Task directions >> Below are the records; count how many of their lines carry "subtitle" and give only the number.

Records >>
......

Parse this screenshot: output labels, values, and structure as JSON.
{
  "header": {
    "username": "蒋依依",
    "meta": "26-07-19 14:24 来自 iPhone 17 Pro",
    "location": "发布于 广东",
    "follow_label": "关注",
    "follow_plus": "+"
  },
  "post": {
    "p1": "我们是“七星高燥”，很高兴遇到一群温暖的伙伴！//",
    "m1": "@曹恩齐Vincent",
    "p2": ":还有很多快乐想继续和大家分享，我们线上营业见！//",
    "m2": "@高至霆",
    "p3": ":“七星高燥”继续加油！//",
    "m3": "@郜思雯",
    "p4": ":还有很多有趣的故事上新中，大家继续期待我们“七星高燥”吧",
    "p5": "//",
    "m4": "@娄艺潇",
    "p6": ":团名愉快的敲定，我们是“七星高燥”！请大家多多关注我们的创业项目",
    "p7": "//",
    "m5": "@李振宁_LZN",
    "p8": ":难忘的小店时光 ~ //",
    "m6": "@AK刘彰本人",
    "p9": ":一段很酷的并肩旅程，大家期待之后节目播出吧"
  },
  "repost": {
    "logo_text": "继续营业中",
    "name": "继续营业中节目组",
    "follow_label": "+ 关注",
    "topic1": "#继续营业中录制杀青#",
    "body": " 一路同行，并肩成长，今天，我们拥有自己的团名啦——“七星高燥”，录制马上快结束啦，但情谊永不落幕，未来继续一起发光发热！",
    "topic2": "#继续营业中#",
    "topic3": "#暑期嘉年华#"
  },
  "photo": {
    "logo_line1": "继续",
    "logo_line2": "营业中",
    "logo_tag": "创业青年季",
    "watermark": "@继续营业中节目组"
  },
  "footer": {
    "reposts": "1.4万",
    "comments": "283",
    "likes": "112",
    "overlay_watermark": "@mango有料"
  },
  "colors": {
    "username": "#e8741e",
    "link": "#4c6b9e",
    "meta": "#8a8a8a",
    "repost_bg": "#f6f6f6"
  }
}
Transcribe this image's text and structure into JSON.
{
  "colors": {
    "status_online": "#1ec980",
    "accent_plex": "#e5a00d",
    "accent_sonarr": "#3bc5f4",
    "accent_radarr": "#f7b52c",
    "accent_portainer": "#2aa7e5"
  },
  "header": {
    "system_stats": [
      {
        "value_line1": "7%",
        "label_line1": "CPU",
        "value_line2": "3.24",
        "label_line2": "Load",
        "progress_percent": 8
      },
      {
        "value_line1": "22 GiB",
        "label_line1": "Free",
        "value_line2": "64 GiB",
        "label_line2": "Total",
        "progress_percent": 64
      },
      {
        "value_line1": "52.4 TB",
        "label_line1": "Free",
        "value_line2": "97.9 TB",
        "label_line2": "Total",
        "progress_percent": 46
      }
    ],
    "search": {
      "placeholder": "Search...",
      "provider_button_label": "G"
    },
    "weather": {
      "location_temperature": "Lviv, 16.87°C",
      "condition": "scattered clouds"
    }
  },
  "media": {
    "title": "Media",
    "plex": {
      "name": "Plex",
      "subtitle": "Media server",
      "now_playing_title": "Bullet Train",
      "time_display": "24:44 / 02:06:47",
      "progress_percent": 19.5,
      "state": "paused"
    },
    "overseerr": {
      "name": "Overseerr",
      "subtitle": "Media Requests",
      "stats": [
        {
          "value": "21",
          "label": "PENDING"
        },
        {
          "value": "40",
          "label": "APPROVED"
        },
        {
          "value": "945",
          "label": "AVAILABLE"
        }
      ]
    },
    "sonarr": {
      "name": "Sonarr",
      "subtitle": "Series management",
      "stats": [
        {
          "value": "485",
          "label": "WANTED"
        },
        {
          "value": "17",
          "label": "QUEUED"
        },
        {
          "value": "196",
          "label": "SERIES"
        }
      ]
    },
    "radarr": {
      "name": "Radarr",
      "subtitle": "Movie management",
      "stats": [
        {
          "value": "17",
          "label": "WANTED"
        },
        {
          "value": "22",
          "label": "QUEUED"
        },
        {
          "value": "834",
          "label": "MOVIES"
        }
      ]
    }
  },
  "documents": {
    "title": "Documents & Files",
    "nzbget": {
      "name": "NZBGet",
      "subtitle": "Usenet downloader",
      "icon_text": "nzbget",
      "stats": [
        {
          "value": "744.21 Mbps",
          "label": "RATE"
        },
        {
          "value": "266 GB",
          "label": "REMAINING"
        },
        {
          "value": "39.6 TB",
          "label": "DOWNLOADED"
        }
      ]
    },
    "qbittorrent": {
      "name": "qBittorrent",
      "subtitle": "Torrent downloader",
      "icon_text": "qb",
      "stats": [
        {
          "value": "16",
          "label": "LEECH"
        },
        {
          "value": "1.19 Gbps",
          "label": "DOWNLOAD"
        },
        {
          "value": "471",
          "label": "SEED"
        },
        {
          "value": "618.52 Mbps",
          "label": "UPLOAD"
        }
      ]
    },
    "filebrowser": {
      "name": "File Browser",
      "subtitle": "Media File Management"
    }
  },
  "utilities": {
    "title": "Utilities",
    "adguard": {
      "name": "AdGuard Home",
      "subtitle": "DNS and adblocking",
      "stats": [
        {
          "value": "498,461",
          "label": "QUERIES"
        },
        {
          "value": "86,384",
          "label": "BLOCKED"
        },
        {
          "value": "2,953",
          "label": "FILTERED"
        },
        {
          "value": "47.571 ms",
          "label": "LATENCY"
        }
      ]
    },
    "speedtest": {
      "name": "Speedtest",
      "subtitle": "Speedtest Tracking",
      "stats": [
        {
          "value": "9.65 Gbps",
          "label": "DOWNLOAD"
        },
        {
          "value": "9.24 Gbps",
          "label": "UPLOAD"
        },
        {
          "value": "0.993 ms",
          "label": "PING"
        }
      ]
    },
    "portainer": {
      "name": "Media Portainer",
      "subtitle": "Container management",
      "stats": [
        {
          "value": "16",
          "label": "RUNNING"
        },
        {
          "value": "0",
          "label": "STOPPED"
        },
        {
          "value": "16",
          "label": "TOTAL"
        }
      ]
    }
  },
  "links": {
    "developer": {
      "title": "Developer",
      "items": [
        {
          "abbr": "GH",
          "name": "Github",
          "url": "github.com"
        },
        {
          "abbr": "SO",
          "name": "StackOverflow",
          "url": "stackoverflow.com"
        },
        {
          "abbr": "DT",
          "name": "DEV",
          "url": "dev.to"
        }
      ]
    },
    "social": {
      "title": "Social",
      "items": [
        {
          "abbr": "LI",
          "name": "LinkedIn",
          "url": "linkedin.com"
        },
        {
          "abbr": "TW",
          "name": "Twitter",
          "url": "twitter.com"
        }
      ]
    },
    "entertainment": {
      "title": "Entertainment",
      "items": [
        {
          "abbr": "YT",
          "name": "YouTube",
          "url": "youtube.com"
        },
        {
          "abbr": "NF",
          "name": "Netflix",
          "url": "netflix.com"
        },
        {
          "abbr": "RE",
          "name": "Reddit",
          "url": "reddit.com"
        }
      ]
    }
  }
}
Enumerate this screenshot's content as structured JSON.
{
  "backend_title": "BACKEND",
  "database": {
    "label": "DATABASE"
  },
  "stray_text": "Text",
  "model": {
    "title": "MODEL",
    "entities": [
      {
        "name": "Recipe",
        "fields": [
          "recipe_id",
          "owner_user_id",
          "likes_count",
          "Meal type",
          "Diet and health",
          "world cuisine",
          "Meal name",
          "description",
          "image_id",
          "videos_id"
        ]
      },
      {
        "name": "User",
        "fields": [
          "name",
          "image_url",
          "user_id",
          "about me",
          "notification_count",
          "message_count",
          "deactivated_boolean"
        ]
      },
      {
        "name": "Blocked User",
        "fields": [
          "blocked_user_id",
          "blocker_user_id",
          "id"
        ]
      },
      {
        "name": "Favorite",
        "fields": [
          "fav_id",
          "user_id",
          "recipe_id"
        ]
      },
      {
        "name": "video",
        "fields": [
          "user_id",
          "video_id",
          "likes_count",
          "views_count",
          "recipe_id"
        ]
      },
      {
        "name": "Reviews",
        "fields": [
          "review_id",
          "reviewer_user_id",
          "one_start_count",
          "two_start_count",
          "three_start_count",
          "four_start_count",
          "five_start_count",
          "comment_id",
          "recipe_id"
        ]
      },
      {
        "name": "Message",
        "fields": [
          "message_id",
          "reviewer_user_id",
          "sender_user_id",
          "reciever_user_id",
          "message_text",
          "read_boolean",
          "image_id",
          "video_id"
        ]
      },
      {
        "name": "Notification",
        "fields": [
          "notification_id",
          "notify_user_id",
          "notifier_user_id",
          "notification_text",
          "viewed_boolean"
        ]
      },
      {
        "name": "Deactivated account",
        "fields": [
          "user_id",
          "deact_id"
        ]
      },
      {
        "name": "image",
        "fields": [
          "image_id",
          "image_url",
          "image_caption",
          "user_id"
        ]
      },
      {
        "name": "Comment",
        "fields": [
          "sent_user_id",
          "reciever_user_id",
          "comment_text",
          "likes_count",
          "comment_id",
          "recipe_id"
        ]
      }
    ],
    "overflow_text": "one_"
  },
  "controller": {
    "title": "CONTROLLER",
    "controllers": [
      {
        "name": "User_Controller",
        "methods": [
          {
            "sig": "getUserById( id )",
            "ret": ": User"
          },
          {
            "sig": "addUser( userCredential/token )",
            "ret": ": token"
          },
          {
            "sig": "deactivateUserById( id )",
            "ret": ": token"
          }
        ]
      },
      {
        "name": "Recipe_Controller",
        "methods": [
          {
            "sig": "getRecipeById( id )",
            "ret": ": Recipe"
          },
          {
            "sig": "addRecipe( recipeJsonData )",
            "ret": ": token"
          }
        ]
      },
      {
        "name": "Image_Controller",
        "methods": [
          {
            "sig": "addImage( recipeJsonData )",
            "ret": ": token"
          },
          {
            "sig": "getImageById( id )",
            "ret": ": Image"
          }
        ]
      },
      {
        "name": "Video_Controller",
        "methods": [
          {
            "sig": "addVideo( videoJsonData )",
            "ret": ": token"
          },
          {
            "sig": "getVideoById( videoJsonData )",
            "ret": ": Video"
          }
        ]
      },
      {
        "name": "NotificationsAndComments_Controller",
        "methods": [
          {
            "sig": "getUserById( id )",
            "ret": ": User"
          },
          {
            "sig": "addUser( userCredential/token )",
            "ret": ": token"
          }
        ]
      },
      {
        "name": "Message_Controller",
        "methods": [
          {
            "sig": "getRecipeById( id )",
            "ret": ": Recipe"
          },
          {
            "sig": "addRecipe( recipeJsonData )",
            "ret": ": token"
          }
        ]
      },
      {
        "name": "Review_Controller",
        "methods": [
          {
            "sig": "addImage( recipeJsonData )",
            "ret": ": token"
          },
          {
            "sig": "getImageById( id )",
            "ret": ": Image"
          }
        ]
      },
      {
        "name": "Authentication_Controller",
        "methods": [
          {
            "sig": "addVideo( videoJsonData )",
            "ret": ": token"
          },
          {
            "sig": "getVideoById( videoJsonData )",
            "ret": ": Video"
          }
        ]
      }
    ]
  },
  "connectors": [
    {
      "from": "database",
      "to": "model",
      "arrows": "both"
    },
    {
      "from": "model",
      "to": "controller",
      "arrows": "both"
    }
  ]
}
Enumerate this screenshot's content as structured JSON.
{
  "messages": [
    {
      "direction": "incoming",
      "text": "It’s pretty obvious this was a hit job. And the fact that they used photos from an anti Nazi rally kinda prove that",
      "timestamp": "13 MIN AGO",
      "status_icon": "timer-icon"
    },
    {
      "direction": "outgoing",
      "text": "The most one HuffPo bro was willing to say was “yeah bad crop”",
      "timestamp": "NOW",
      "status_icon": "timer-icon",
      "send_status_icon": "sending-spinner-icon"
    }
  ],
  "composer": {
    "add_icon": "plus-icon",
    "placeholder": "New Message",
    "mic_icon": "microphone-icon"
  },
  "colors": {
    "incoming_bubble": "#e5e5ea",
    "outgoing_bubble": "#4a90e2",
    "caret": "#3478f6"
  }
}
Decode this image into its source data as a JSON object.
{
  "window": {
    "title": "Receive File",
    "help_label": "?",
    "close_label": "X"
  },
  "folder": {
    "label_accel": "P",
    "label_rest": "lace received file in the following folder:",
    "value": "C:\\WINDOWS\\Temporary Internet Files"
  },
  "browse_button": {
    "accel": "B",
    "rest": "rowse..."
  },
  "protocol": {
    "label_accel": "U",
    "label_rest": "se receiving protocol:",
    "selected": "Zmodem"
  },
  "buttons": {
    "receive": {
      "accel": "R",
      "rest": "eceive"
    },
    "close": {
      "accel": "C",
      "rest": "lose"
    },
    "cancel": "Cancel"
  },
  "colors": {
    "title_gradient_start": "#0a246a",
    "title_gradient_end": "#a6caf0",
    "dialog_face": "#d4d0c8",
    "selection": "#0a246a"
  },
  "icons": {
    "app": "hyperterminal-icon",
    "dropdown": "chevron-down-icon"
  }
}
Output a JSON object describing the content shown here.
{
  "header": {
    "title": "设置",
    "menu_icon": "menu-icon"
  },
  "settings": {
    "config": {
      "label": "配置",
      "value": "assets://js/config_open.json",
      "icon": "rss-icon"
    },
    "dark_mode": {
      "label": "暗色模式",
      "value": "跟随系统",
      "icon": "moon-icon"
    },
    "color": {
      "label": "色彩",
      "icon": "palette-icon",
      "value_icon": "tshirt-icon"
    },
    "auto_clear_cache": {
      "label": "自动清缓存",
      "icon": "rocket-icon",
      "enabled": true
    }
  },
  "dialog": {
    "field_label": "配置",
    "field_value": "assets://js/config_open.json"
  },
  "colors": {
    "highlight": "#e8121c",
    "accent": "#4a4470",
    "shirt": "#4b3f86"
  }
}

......

Final answer >> 10